*WHAT YOU NEED TO DO:*
Where does the word "icon" occur in the entries below? Copy every line that has it.

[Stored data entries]
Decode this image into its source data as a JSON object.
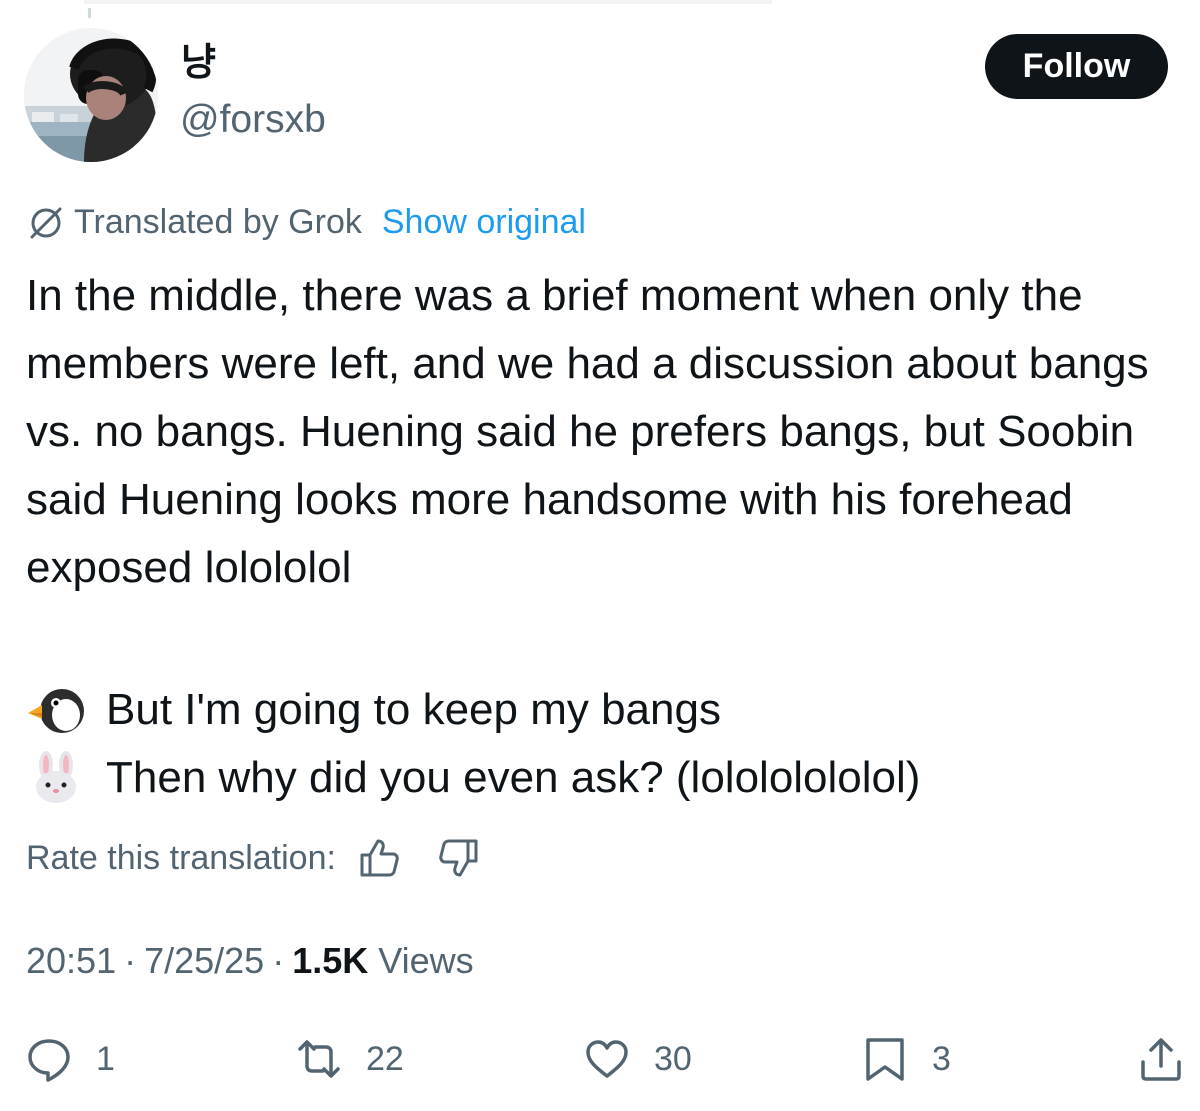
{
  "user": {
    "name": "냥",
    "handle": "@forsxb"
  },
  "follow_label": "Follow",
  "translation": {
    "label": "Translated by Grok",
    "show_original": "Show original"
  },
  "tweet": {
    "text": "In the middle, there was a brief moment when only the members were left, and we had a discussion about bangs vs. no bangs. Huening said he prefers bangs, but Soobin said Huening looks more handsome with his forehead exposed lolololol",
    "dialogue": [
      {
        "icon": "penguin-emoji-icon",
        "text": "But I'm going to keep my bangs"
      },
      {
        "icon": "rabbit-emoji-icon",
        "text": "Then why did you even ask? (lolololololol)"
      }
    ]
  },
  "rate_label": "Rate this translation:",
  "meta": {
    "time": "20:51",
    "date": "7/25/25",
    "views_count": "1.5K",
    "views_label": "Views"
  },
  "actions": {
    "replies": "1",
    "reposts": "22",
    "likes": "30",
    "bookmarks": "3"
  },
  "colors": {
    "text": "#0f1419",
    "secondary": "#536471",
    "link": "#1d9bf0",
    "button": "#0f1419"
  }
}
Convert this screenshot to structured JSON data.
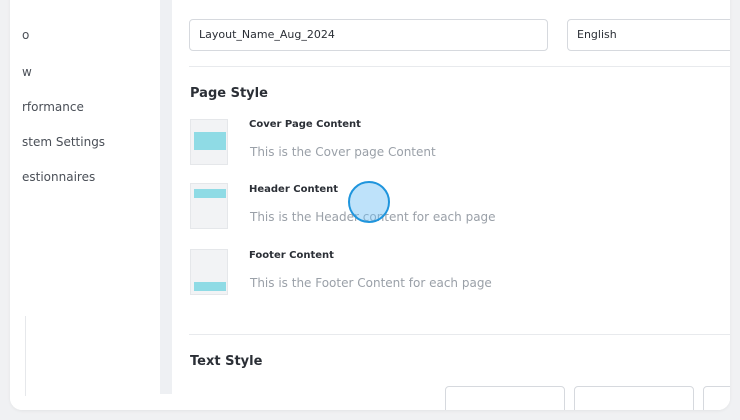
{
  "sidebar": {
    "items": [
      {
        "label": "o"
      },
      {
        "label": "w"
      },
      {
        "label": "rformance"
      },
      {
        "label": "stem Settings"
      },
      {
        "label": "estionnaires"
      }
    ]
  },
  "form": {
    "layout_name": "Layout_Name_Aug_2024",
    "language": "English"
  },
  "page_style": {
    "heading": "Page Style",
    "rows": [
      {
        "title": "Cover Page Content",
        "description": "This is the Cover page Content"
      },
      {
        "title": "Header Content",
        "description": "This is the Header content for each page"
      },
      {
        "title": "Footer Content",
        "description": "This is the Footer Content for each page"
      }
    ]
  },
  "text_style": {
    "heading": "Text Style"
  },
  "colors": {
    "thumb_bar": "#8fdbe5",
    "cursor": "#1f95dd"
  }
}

*EXERCISE ANSWER:*
        "icon": "penguin-emoji-icon",
        "icon": "rabbit-emoji-icon",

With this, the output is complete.